To my knowledge, this is the first tweet ever generated by bumblebees themselves. Sadly they are not equipped with a bee-size keyboard, so instead the tweet comes courtesy of an activity monitor via the entrance flap to their nest. The flap itself is there for protection against invasion by Wax Moth and the bumblebees have learnt to operate it in order to leave the nest to forage.
While the tweeting is fun, there is a serious point to having an "internet enabled" bumblebee nest, as we are collecting data about the environment/micro-climate and the bumblebee activity "outside of the laboratory". Though bumblebees have been studied for well over 100 years, some of this research takes place in the lab; a criticism that is often levelled, for example, on studies of the effect of pesticides on pollinators.
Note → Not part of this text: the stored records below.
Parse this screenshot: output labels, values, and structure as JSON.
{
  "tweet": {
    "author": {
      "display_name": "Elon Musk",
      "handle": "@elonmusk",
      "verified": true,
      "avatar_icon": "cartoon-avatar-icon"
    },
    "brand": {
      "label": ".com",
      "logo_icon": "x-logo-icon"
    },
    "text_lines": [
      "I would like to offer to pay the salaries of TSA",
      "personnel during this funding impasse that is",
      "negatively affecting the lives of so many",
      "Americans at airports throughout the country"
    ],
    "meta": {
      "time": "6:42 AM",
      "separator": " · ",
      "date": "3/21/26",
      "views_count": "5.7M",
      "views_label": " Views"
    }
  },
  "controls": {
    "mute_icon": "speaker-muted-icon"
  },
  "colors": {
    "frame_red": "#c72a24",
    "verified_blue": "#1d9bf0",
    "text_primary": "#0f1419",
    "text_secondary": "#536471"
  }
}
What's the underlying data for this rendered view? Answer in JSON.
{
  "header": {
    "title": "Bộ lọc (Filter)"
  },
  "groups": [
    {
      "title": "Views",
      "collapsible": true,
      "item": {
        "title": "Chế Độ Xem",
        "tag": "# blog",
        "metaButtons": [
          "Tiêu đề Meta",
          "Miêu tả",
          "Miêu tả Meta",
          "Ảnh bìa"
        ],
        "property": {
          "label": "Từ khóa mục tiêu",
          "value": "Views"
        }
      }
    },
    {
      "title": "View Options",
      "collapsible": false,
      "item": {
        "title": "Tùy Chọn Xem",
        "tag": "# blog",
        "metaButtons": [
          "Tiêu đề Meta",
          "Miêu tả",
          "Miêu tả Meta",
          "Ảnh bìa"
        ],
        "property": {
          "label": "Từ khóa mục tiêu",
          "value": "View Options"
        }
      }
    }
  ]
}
Our project, therefore, is demonstrating a proof of concept for the type of technology that can be used to study bumblebee behaviour in wild environments. We hope to build on the data we collected in 2011 which was able to determine the factors that trigger bumblebees to start and stop working at the beginning and end of the day.